Finding New Membe
Now that you’ve decided what type of guild you are going to be, you should have an idea of what type of people you are looking for. There are many different ways to get people to join your guild, including but not limited to: A macro recruitment ad to spam in trade chat, whispering guildless people, and using the game's new guild finder tool.
Macro: When you go to advertise your guild in trade chat, you aren’t going to want to type it out every time. So, in these cases, you will want to make a macro. If you don’t know how to make a macro, type “/m” and a popup box will appear. You will click “new” and type out your message. Once you are finished, you can click that macro button every time you want to advertise. Remember to not spam it, though! Only advertise every once in a while. The following is a sample macro:
“<Souls of Darkness> is a level 25 guild recruiting more members to join our ranks! We do a little bit of everything, raid, dungeon, pvp, quest. We are very friendly, social, and help is always there when you need it. Contact me or any member online for more information or an invite!”
Has this guide been helpful so far?
Contacting Guildless Members: I do NOT recommend doing this, because it can be extremely annoying to the other people, but it’s something to consider if you can’t get many people to join your guild any other way. You can search for people, typically people from levels 1–10, and if they don’t have a guild you can say something like:
“Hey! Sorry to bother you, but I noticed you didn’t have a guild. My guild <guild name here> is level # and is recruiting people for things like questing, dungeons, RP, pvp(Whatever your guild is). Would you like to join?”
If you are going to do this, at least say something like “Sorry to bother you” and keep it as short as possible. A lot of people get spammed with guild invites at low levels and will automatically put you on ignore, and NEVER under any circumstances, automatically invite them to the guild. Only when they agree to join should you send the invite. This could also get you reported for spam and you don’t want that.
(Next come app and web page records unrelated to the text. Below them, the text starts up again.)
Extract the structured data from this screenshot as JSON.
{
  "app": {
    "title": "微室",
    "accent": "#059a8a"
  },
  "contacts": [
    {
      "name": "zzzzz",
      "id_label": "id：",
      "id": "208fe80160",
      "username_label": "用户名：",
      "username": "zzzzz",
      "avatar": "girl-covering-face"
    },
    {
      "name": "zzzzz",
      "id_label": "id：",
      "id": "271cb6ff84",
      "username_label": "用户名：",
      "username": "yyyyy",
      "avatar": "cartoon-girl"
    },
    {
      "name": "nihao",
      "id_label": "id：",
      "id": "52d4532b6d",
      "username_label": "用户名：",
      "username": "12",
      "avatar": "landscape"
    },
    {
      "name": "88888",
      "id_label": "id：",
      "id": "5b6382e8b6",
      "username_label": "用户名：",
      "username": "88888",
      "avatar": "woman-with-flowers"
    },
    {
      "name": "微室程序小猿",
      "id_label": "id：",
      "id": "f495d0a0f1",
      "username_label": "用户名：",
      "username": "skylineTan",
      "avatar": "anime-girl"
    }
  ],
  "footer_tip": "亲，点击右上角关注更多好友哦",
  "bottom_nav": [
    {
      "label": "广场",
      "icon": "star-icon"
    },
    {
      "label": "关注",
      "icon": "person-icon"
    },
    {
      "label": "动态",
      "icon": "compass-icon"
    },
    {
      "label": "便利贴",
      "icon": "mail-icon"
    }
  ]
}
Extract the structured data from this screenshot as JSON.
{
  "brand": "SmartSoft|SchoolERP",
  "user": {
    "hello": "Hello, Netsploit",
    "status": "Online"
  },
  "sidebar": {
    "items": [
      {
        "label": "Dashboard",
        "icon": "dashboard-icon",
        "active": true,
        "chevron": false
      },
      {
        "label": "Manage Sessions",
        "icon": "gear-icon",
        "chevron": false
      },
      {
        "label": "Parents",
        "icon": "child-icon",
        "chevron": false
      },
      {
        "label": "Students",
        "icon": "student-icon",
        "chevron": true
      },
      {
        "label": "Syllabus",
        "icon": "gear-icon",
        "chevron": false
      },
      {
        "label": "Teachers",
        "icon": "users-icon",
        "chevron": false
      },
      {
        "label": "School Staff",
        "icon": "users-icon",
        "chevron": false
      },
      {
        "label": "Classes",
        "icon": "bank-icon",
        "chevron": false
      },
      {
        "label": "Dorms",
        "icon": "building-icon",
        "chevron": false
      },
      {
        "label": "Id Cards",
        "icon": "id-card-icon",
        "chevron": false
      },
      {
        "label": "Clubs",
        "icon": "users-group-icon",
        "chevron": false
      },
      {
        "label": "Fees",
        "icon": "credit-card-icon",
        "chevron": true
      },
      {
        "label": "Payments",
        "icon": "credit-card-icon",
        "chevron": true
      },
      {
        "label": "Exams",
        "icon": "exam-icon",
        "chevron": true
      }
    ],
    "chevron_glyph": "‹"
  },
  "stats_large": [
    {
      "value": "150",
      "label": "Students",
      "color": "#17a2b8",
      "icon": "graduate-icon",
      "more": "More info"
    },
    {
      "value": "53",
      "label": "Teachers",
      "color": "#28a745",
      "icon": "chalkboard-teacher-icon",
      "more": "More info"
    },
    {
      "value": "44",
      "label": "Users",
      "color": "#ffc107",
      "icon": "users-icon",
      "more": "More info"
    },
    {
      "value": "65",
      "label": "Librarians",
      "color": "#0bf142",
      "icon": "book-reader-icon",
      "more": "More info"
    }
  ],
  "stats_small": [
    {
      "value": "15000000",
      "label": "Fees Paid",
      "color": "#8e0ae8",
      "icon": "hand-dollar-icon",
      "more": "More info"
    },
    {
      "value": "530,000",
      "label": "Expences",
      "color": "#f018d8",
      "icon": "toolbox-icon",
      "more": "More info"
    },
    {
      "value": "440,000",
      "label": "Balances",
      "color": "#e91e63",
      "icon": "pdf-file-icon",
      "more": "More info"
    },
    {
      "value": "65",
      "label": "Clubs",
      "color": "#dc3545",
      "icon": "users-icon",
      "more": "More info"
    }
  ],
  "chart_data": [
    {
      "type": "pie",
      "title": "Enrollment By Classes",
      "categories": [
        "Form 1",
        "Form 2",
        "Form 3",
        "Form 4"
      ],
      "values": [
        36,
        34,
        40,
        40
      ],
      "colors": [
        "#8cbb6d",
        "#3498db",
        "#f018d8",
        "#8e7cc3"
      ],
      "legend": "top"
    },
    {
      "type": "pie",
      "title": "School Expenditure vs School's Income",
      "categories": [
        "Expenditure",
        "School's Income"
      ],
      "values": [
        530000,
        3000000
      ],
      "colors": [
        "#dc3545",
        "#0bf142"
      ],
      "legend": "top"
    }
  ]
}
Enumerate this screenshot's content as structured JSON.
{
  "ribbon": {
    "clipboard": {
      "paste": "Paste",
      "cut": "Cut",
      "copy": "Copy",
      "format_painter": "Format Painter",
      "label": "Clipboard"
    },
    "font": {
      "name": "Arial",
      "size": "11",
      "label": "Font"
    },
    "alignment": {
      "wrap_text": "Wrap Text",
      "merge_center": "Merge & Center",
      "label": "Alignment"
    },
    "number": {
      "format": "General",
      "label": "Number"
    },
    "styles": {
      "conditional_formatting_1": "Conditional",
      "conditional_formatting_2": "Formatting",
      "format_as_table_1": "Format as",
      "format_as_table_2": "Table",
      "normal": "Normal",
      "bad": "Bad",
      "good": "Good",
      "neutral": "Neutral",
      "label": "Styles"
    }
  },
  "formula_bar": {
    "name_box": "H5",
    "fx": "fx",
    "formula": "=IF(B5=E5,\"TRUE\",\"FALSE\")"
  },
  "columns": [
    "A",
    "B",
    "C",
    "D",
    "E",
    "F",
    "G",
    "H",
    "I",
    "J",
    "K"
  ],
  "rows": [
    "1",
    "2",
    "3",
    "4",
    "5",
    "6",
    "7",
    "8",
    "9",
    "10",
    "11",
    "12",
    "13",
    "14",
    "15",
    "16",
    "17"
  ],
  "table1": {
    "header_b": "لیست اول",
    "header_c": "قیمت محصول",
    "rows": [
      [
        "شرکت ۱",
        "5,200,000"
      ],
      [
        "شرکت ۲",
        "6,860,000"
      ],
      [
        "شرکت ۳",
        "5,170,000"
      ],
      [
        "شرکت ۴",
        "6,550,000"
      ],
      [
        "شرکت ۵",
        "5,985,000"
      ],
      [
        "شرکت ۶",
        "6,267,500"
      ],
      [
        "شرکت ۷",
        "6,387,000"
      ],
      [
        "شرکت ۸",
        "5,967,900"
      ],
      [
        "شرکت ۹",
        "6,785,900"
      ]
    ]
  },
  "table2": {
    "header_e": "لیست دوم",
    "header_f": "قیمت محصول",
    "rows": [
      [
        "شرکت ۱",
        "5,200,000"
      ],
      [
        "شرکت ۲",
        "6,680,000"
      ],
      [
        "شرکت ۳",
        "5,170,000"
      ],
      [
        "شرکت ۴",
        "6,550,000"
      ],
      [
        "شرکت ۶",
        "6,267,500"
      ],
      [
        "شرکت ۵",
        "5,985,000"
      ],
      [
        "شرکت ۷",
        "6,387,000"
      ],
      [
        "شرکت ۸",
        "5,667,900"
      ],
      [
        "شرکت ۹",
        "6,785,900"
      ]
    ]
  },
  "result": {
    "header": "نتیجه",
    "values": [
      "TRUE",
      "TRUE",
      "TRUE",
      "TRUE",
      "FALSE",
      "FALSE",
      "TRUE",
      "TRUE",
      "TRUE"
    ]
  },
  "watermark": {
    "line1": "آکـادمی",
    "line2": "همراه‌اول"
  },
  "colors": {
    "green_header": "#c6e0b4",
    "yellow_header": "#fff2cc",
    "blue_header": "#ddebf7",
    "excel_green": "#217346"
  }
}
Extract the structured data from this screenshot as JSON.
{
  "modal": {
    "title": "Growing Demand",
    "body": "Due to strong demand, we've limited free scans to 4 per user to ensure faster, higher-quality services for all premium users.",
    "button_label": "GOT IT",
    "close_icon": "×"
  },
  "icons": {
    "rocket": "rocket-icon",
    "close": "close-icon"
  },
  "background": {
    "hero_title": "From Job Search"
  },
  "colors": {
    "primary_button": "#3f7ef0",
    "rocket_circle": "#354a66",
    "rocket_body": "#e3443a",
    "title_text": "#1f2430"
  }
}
Guild Finder Tool: Recently, World of Warcraft received a new feature called the “Guild finder." It allows guildless people to search for guilds in their realm that match their needs. If you are the guild leader you can edit your public note by going to the info tab in your Guild interface and clicking on “recruitment." From this page, you can select what your guild is interested in, when you normally do things as a guild, what class roles you are looking for, and a short public note at the bottom for potential members to see.
You can see a picture to the right on how I have mine set up. My guild does a little bit of everything, but we do NOT role-play, it’s just something I’ve never been interested in. We also allow everyone to join, so you’ll see that everything is checked, including “any level." In my public note you’ll notice how I say that we are an adult guild, I say that to make sure people understand that adult language will be present; I also have that noted in the guild information tab. I state that we may need raid members, which will draw higher levels towards us.
At the very bottom, you can’t see it all, but I say “please don’t apply just for perks." This is because I don’t like people using my guild just for perks. If I see someone request to join and they say anything about just wanting perks, I will decline them. Because those people typically do not help others, take things out of the guild bank without asking or depositing anything else back, and just don’t talk, period.